In a way, The Artist is about embracing all forms of film.  It shows that George was right, it is possible to create an engaging and story-rich silent film.  And yet the film also remains pretty light.  Lots of smiling and dancing and cutesy cutesy.  If it wasn’t for some of the darker themes, I’d think it was too cutesy cutesy, but things are evened out slightly.  Overall, I was surprised by how I managed to actually like this movie.  If you approach it with an open mind, you’ll quickly get sucked in.  And looking back, you might even forget that there really isn’t any dialogue.

Thumbs up.

What he said:

He

I don’t know about you, but whenever I come across a best picture winner or even nominee the expectations are always raised. There just comes a certain level of increased expectations for a film when it is considered one of the year’s best.

I didn’t really know much about The Artist going into it. I knew it was in black and white, had something to do with silent films, and was the darling of this year’s awards shows. I did not know a whole lot about it and wasn’t all that interested in what the Hollywood crowd was telling me was great; because I don’t always agree with the types of movies that are nominated.

The movie opens up with a crowd in a theater watching a feature film. There is large orchestra at the front of the theater right below the screen. “Oh cool, they’re watching a silent movie”, I thought. The film ends and its stars walk out on stage to greet the crowd and it is then I realized something. The movie wasn’t simply about silent films, it was a silent film! “Well this should be interesting”, I thought. I have seen snippets of old silent movies, but never actually sat down and watched one from start-to-finish.

The Artist tells the story of silent movie star George Valentin (Jean Dujardin). He is the actor of his generation. He is in anything and everything that matters. He is a master at his craft and he knows it; though you can’t help and find the guy charming. He is funny, engaging, and just about everybody – except his wife – likes him.

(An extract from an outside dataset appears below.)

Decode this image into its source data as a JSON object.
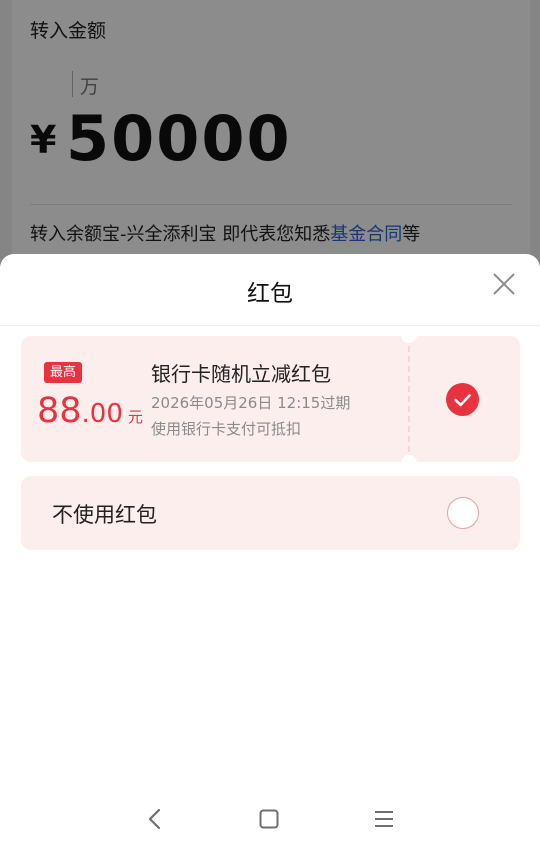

Peppy Miller (Bérénice Bejo) is one of his many fans and also an aspiring actress. Fate puts the two together when they end up working together on a movie. They have instant chemistry, but end up getting separated when George’s movie studio tells him that they are switching over to “talkies”. He thinks it is nothing more than a fad and ends up parting ways with his employer. He plans to continue making silent movies, but will now also serve as producer of his own movies.

While his career seems to be on the decline, Peppy’s seems to be taking off. She is the new darling of Tinseltown. Audiences absolutely adore her much in the same way they used to George.

The two bump into one another every so often as their careers continue to head in different directions. They clearly have feelings for one another, but George is married and his fading career – coupled with her rising fame – seems to prevent anything from happening.

I think it was just a few minutes into the movie when I realized I was in for a treat. This was a very funny and charming movie. That may sound weird considering the characters don’t have a whole lot to say, but the wonderful score and genuinely engaging performances make it a winner. The body language and facial expressions coming from the actors make you almost forget it’s a silent movie.

The movie also had the perfect amount of drama as Valentin’s career goes down the crapper. The movie is very light and cheery most of the time, but had just the right amount of drama to add a little depth to it.

Rating: Thumbs up.

This movie review was given the He said, She said seal of approval on July 18, 2012.